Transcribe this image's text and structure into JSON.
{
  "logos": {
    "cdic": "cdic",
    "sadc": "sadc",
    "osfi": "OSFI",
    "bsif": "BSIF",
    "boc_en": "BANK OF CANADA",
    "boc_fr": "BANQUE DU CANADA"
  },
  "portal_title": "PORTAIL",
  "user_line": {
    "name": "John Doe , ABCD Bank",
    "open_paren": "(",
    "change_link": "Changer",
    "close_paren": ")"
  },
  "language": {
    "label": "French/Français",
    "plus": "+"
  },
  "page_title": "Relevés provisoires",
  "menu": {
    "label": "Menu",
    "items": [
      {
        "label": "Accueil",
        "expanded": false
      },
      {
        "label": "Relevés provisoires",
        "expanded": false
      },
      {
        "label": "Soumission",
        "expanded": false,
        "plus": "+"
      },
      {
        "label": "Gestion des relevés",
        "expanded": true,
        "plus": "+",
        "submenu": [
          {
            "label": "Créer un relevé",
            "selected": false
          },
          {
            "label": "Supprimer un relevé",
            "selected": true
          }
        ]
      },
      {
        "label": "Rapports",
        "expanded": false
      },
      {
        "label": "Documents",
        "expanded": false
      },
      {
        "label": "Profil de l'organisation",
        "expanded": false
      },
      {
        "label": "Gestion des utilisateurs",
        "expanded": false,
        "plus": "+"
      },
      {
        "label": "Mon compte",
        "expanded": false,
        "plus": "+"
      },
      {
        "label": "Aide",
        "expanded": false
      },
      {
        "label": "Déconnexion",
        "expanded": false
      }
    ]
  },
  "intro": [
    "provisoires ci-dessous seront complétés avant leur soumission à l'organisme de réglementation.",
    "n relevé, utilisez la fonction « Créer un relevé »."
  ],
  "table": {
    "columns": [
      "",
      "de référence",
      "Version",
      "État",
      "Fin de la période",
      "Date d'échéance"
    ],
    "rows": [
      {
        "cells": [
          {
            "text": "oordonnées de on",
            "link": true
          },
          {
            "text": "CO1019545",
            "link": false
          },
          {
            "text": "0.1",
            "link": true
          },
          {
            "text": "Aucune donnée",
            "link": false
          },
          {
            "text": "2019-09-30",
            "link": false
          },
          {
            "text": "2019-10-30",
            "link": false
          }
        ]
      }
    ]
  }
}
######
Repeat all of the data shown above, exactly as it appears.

### Answer to this task
Transcribe this image's text and structure into JSON.
{
  "logos": {
    "cdic": "cdic",
    "sadc": "sadc",
    "osfi": "OSFI",
    "bsif": "BSIF",
    "boc_en": "BANK OF CANADA",
    "boc_fr": "BANQUE DU CANADA"
  },
  "portal_title": "PORTAIL",
  "user_line": {
    "name": "John Doe , ABCD Bank",
    "open_paren": "(",
    "change_link": "Changer",
    "close_paren": ")"
  },
  "language": {
    "label": "French/Français",
    "plus": "+"
  },
  "page_title": "Relevés provisoires",
  "menu": {
    "label": "Menu",
    "items": [
      {
        "label": "Accueil",
        "expanded": false
      },
      {
        "label": "Relevés provisoires",
        "expanded": false
      },
      {
        "label": "Soumission",
        "expanded": false,
        "plus": "+"
      },
      {
        "label": "Gestion des relevés",
        "expanded": true,
        "plus": "+",
        "submenu": [
          {
            "label": "Créer un relevé",
            "selected": false
          },
          {
            "label": "Supprimer un relevé",
            "selected": true
          }
        ]
      },
      {
        "label": "Rapports",
        "expanded": false
      },
      {
        "label": "Documents",
        "expanded": false
      },
      {
        "label": "Profil de l'organisation",
        "expanded": false
      },
      {
        "label": "Gestion des utilisateurs",
        "expanded": false,
        "plus": "+"
      },
      {
        "label": "Mon compte",
        "expanded": false,
        "plus": "+"
      },
      {
        "label": "Aide",
        "expanded": false
      },
      {
        "label": "Déconnexion",
        "expanded": false
      }
    ]
  },
  "intro": [
    "provisoires ci-dessous seront complétés avant leur soumission à l'organisme de réglementation.",
    "n relevé, utilisez la fonction « Créer un relevé »."
  ],
  "table": {
    "columns": [
      "",
      "de référence",
      "Version",
      "État",
      "Fin de la période",
      "Date d'échéance"
    ],
    "rows": [
      {
        "cells": [
          {
            "text": "oordonnées de on",
            "link": true
          },
          {
            "text": "CO1019545",
            "link": false
          },
          {
            "text": "0.1",
            "link": true
          },
          {
            "text": "Aucune donnée",
            "link": false
          },
          {
            "text": "2019-09-30",
            "link": false
          },
          {
            "text": "2019-10-30",
            "link": false
          }
        ]
      }
    ]
  }
}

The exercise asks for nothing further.